As a matter of public policy, we don't want the law to keep people from being able to communicate about their goods or services, so there are some limits to what sorts of names can be protected as trademarks. Generic names are absolutely not protectable as trademarks -- if they are applied to the thing they are. (I cannot have "Apple" brand apples, but can have "Apple" brand computers.) Descriptive names can be protected, but they have to be used long enough to develop what is called "secondary meaning"--namely, the mark has to be used long enough for the consuming public to recognize that that particular description of the product or service is used by one particular company.
As I mentioned, there are some peculiar wrinkles for domain names. As I understand it--and I may be wrong--in the absence of trademark infringement, a company must have a famous mark to begin with if they are to force out another domain name, and for that the standard is a somewhat tweaked version of "likelihood of confusion" having to do with whether people will hit the "infringing" site instead of the famous one.
It sounds like this company is playing an intimidation game with you -- particularly since they tried to buy you out a couple of times first. This makes it sound like they don't have much of a leg to stand on. (Although, perhaps they have sufficient rights and just didn't realize it then... not likely, but possible.)
If you are serious about holding onto your domain name, and it sounds like you are, it would be good for you to consult trademark counsel with whom you could lay out the details. This could be a Canadian attorney who knows US trademark law or an American trademark attorney.
To minimize the cost of consulting counsel, however, you'll want to inform yourself as much as possible ahead of time. The US PTO website has some information. There are also a number of US IP law firms that have online articles about trademark and domain name infringement. Past threads here, too, may be helpful. The more you understand what evidence will help you, the more you can dig up yourself to show to the attorney. Gather evidence of such things as your first date of use, the other guys' claimed first use (in their trademark application available on line), how you use your site, how they use theirs and what their products or services are, their prior correspondence with you, etc. Having such proofs in front of him or her, counsel will be better able to give you a judgment as to where you probably stand and what they can do for you. You may only need a strongly worded letter from counsel to get these guys off your back. But if the practicalities of fighting it look too expensive, you'll want to know that, too.

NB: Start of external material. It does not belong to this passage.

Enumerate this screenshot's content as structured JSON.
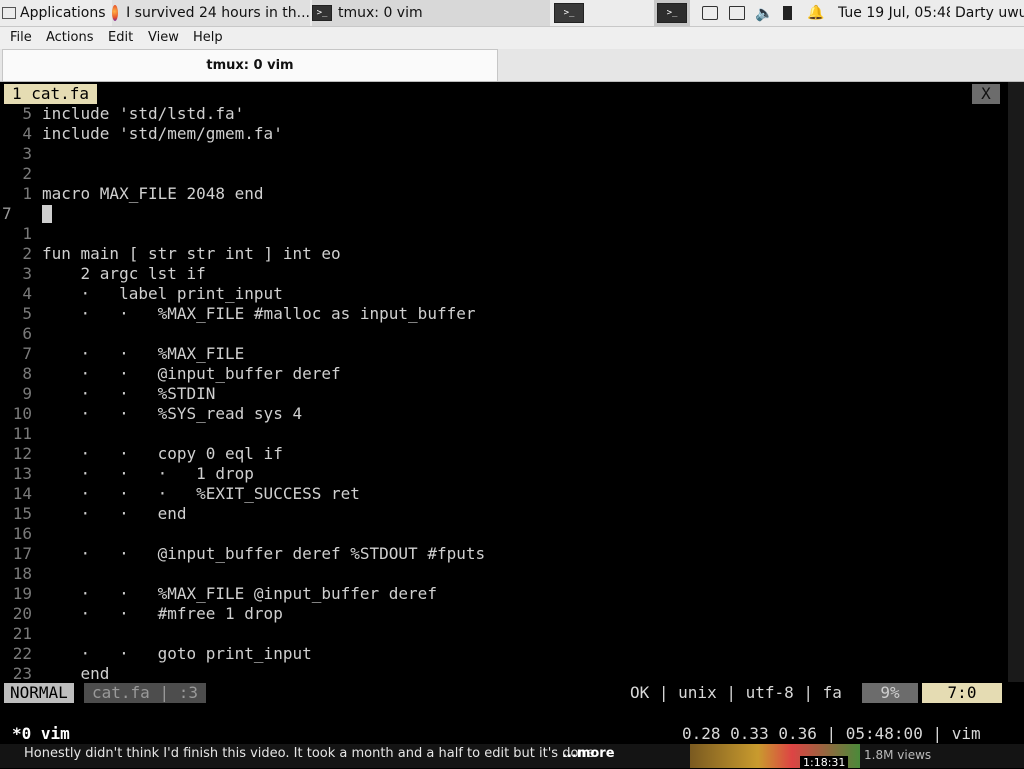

PS Don't be shy about asking attorneys about their billing practices up front. Check with several and compare. Also ask about whether they've handled similar situations individual clients like yourself, and how those turned out.